The Kia Stinger uses the corporate FR platform that will underpin the forthcoming Hyundai G70 sports sedan and is powered by a 255-horsepower 2.0-liter turbocharged four-cylinder or a 365-horsepower twin-turbocharged DOHC V6 that's also offered in the Genesis G90 and G80 Sport. An eight-speed automatic transmission is standard.
Designed in Frankfurt, its styling descends from GT Concept that debuted at 2011 Frankfurt Motor Show. Its malevolent mug is the tastiest rendition yet of Kia's classic fascia that's actually a working air curtain with functional vents that aid brake cooling. The rear view is somewhat less arresting, although the Stinger's four oval exhaust pipes speak to its real mission, one that goes beyond sporting good looks.

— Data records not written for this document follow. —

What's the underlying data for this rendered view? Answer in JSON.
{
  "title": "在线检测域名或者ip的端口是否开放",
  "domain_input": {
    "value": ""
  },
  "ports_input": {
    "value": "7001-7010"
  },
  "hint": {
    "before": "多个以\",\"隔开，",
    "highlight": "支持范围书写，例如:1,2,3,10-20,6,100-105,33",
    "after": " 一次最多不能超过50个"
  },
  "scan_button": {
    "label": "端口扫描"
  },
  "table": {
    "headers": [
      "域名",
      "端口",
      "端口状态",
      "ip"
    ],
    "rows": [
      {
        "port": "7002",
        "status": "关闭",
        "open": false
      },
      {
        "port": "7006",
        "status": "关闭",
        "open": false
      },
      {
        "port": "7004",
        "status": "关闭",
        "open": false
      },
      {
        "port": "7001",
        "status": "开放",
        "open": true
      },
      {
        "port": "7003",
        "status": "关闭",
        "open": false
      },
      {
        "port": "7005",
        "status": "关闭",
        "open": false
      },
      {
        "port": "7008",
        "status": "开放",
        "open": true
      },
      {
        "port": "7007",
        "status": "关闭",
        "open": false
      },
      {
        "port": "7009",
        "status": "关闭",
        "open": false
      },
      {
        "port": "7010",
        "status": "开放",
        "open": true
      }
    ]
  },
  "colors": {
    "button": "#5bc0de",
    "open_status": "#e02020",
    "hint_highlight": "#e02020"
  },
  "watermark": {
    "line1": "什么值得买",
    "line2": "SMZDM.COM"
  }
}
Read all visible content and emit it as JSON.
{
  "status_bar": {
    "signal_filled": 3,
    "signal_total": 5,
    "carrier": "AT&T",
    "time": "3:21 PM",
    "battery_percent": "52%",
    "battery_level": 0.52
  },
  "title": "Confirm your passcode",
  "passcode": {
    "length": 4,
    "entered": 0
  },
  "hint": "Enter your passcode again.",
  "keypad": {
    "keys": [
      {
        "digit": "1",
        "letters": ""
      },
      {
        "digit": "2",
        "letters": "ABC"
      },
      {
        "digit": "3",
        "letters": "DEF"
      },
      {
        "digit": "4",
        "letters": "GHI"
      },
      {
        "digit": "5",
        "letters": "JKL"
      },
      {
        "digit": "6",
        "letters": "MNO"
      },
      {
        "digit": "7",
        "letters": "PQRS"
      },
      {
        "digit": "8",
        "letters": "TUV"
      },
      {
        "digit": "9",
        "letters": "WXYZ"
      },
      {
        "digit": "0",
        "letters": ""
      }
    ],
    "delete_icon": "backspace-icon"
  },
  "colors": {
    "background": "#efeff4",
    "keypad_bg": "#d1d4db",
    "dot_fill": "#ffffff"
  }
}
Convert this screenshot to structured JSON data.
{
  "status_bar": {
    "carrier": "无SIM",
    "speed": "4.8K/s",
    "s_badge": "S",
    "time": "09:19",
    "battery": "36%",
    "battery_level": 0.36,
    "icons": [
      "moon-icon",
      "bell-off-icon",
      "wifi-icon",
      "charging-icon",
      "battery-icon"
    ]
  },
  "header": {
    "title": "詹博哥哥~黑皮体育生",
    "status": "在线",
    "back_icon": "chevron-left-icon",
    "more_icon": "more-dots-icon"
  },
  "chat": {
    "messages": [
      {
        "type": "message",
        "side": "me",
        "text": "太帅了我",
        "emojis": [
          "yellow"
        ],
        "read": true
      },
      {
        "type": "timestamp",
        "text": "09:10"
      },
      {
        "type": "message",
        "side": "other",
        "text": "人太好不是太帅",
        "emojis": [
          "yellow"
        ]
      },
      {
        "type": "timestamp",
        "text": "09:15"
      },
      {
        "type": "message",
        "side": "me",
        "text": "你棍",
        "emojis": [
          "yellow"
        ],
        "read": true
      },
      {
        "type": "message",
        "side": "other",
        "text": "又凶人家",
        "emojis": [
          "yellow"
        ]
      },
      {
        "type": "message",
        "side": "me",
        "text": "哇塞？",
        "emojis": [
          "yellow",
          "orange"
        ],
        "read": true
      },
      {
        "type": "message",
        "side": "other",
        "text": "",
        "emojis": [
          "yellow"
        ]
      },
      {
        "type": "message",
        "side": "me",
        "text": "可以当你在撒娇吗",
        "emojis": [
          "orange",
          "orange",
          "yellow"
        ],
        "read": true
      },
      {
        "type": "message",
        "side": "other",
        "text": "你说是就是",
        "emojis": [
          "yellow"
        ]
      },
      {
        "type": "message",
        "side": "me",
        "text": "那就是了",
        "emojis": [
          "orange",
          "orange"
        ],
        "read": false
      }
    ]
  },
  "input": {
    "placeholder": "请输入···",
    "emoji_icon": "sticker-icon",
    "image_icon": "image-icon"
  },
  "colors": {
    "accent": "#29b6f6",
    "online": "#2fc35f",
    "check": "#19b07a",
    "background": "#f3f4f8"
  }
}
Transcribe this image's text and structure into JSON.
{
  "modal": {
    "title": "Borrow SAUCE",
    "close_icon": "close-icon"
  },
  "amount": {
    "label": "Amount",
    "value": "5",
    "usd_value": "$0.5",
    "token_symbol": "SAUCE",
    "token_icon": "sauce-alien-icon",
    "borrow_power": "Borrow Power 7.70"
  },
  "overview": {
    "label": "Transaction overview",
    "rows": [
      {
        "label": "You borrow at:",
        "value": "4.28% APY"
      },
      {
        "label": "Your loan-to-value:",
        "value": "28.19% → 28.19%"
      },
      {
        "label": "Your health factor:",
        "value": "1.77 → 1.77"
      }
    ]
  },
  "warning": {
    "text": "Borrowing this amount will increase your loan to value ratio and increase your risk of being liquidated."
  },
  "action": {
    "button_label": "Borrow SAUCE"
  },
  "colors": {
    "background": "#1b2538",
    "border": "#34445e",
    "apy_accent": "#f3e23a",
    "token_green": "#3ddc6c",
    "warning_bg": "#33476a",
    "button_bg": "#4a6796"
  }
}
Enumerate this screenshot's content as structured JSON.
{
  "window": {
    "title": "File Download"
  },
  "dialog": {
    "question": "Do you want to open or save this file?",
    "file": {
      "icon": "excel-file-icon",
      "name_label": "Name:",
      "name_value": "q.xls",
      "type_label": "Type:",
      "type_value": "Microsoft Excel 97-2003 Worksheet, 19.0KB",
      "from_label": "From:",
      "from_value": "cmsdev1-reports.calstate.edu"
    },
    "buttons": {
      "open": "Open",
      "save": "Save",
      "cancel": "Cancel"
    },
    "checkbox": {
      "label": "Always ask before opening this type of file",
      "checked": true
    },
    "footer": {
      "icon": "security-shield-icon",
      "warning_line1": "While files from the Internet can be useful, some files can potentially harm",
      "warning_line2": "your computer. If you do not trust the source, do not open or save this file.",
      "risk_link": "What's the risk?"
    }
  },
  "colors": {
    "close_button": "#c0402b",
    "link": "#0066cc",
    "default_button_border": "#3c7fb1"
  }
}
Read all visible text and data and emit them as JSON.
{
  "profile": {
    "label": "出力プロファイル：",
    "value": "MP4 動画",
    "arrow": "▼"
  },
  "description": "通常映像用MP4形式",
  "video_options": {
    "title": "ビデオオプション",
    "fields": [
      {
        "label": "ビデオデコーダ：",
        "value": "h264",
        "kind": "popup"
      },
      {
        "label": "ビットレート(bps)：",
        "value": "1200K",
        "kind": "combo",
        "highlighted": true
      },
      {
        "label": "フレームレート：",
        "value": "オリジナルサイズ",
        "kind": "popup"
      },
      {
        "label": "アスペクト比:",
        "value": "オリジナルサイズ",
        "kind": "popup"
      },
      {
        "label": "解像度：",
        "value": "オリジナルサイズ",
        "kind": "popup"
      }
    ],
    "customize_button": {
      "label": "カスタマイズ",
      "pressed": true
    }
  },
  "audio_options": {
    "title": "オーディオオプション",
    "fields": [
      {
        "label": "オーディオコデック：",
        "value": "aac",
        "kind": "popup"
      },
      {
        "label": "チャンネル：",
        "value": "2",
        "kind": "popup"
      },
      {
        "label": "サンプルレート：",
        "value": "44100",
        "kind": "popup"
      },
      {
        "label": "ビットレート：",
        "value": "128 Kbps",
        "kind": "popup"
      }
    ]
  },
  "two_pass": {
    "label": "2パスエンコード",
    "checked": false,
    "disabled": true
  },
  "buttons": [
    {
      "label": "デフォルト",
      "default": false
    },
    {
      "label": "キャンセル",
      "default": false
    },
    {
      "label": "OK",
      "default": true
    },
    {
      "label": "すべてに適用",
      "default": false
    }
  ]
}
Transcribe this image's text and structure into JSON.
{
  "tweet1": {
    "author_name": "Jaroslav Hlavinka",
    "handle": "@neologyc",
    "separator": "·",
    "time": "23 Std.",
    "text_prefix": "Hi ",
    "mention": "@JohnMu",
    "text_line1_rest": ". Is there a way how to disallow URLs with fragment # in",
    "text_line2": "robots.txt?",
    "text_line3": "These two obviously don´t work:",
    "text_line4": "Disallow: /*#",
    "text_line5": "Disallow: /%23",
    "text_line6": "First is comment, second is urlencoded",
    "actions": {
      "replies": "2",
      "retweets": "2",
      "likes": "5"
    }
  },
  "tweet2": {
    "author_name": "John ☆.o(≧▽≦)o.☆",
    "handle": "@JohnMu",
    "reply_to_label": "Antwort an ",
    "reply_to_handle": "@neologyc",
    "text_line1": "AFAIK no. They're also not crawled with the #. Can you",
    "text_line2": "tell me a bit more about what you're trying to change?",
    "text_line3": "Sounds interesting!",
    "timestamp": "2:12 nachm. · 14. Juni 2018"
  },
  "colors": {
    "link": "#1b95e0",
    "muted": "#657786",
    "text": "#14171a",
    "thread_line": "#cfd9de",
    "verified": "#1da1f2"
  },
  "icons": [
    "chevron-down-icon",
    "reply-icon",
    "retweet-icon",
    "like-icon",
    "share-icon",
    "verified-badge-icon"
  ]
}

Sampling the twin-turbo V6 model, it's hard to come away unimpressed, for this is every bit the GT that Kia promises. Its quick steering makes quick work of twisting roads, while its firm ride yields to an underlying softness that ensures ride comfort. Opting for Sport mode makes things more interesting, especially when it comes to sharpening the steering's responsiveness. Other drive modes include Comfort, Smart, Eco, and Custom.
Its solid feel inspires confidence. You could be forgiven for thinking it doesn't wear a Kia badge. And while those accustomed to German sports sedans may object to the Stinger's underlying softness, it never undermines its handling. Given the state of the America's crumbling infrastructure at the hands of career politicians, it's easy to admire the Stinger's adept ride/handling balance at the extremes. It's not an imitation of Europe's finest, but a Korean answer to a European GT, one that most drivers will find captivating.
The cabin's design seems far more sober than the exterior, although there are some wonderful design touches, such as the heated/ventilated seat control activated by a delightfully simple toggle switch on the center console. Similarly, the front door handles are thin blades that prove an interesting counterpoint to the armrests.
Designers got the little things right, with most controls simply designed and easy to use. Audio controls have a metallic finish and are set above the climate controls, which are finished in black plastic and inset below them, making them easy to distinguish while driving. If there's one ergonomic faux pas, it's that it's easy to fold the power mirrors when you merely want to adjust them.
Seats are firm and comfortable, even for longer stretches behind the wheel, a rarity in a Kia. Legroom is generous up front, and superior to any of its similarly priced luxury competitors in the rear. And while the quiet cabin doesn't feel like a cut-rate luxury car, there are items, such as the cheap plastic finish of the glovebox door, that remind you that Kia's money was spent on hardware, not a glitzy cabin.
In 2009 the Soul changed the brand's whole persona, and even if every vehicle hasn't lived up to that, its brashness can be felt in its other products. The Stinger does what the K900 could never do – elevate the brand.
Clearly the 2018 Kia Stinger is no stinker.